There is also a negative effect for not having horse processing plants. “It presents a problem to people in the horse industry, because there is practically no market for low-end horses,” Dzimianski said. “You can go to [an] auction and buy a goat for more than you can buy a horse for.” She says that low-end horses are animals that do not have a fancy pedigree or is a horse that is at the end of its useful life because it is lame, has behavioral issues, has never been trained or has no breeding value.
Dzimianski also said that facilities used to save old horses are running near or over capacity, but a horse slaughter plant, if run in a humane fashion (such as those that deal with beef, chicken or pork) could help ease burdens these operations face associated with maintaining a facility.
In Europe and Asia, horse meat is considered a delicacy. The older a horse is the more tender the meat, which is different from cattle, which has tougher meat as the animal gets older. Horse meat is not sold in the U.S., mainly due to public opinion. When asked if horse meat is harmful to the human body Dzimianski said, “No, not any more than any other red meat.”
Her presentation is part of FVSU’s College of Agriculture, Family Sciences and Technology monthly research seminar program started in 2008 by Dr. Mahipal Singh, an assistant professor for FVSU’s College of Agriculture, Family Sciences and Technology. He developed this forum to provide FVSU students and faculty an opportunity to share their work.
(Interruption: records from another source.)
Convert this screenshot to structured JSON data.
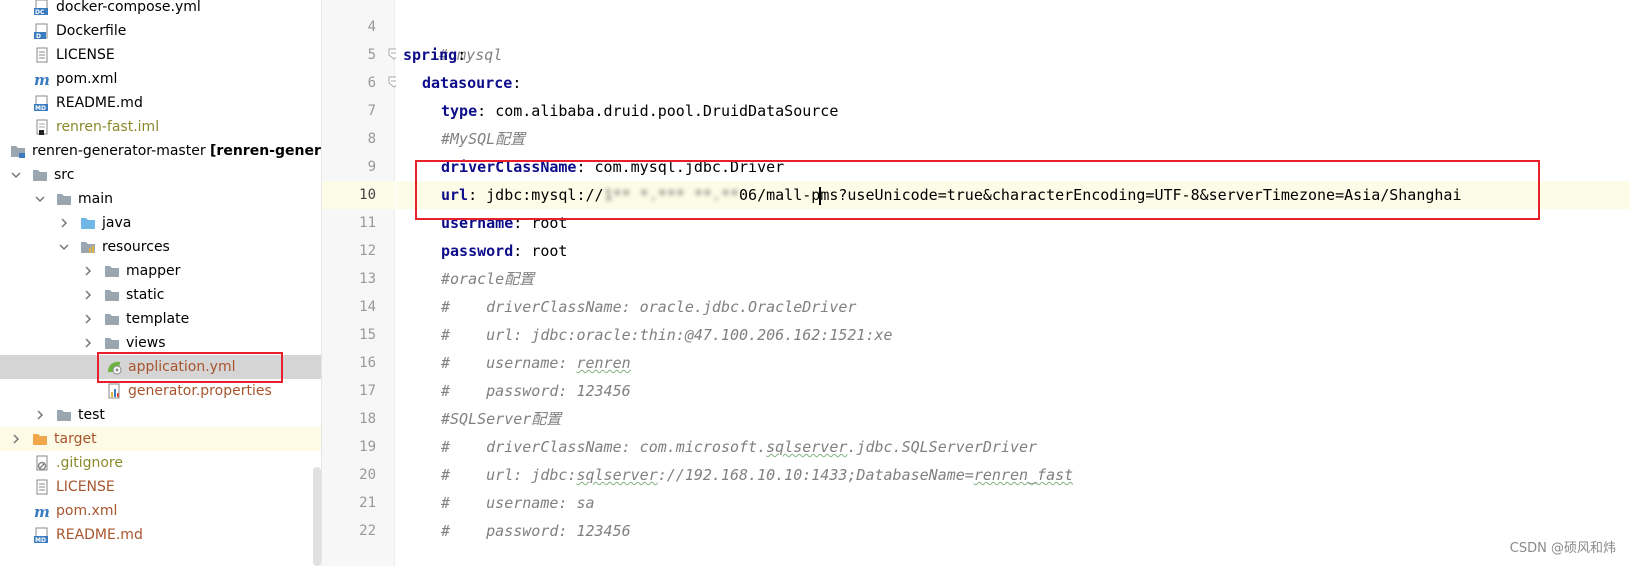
{
  "tree": {
    "items": [
      {
        "label": "docker-compose.yml",
        "icon": "docker-compose-file-icon"
      },
      {
        "label": "Dockerfile",
        "icon": "dockerfile-icon"
      },
      {
        "label": "LICENSE",
        "icon": "text-file-icon"
      },
      {
        "label": "pom.xml",
        "icon": "maven-file-icon"
      },
      {
        "label": "README.md",
        "icon": "markdown-file-icon"
      },
      {
        "label": "renren-fast.iml",
        "icon": "iml-file-icon"
      },
      {
        "label": "renren-generator-master",
        "bold": "[renren-generator]",
        "icon": "module-folder-icon"
      },
      {
        "label": "src",
        "icon": "folder-icon"
      },
      {
        "label": "main",
        "icon": "folder-icon"
      },
      {
        "label": "java",
        "icon": "source-folder-icon"
      },
      {
        "label": "resources",
        "icon": "resources-folder-icon"
      },
      {
        "label": "mapper",
        "icon": "folder-icon"
      },
      {
        "label": "static",
        "icon": "folder-icon"
      },
      {
        "label": "template",
        "icon": "folder-icon"
      },
      {
        "label": "views",
        "icon": "folder-icon"
      },
      {
        "label": "application.yml",
        "icon": "spring-config-icon"
      },
      {
        "label": "generator.properties",
        "icon": "properties-file-icon"
      },
      {
        "label": "test",
        "icon": "folder-icon"
      },
      {
        "label": "target",
        "icon": "excluded-folder-icon"
      },
      {
        "label": ".gitignore",
        "icon": "gitignore-file-icon"
      },
      {
        "label": "LICENSE",
        "icon": "text-file-icon"
      },
      {
        "label": "pom.xml",
        "icon": "maven-file-icon"
      },
      {
        "label": "README.md",
        "icon": "markdown-file-icon"
      }
    ]
  },
  "editor": {
    "line_numbers": [
      "4",
      "5",
      "6",
      "7",
      "8",
      "9",
      "10",
      "11",
      "12",
      "13",
      "14",
      "15",
      "16",
      "17",
      "18",
      "19",
      "20",
      "21",
      "22"
    ],
    "current_line": "10",
    "lines": {
      "l4": "# mysql",
      "l5_key": "spring",
      "l6_key": "datasource",
      "l7_key": "type",
      "l7_val": "com.alibaba.druid.pool.DruidDataSource",
      "l8": "#MySQL配置",
      "l9_key": "driverClassName",
      "l9_val": "com.mysql.jdbc.Driver",
      "l10_key": "url",
      "l10_prefix": "jdbc:mysql://",
      "l10_redacted": "1** *.*** **.**",
      "l10_mid": "06/mall-p",
      "l10_suffix": "ms?useUnicode=true&characterEncoding=UTF-8&serverTimezone=Asia/Shanghai",
      "l11_key": "username",
      "l11_val": "root",
      "l12_key": "password",
      "l12_val": "root",
      "l13": "#oracle配置",
      "l14": "#    driverClassName: oracle.jdbc.OracleDriver",
      "l15": "#    url: jdbc:oracle:thin:@47.100.206.162:1521:xe",
      "l16a": "#    username: ",
      "l16b": "renren",
      "l17": "#    password: 123456",
      "l18": "#SQLServer配置",
      "l19a": "#    driverClassName: com.microsoft.",
      "l19b": "sqlserver",
      "l19c": ".jdbc.SQLServerDriver",
      "l20a": "#    url: jdbc:",
      "l20b": "sqlserver",
      "l20c": "://192.168.10.10:1433;DatabaseName=",
      "l20d": "renren_fast",
      "l21": "#    username: sa",
      "l22": "#    password: 123456"
    }
  },
  "watermark": "CSDN @硕风和炜",
  "colors": {
    "highlight_box": "#e8202b",
    "yaml_key": "#0d0d8a",
    "comment": "#808080",
    "modified_file": "#a8552d"
  }
}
For more information, contact Sara Dzimianski, at (478) 825-6935 firstname.lastname@example.org.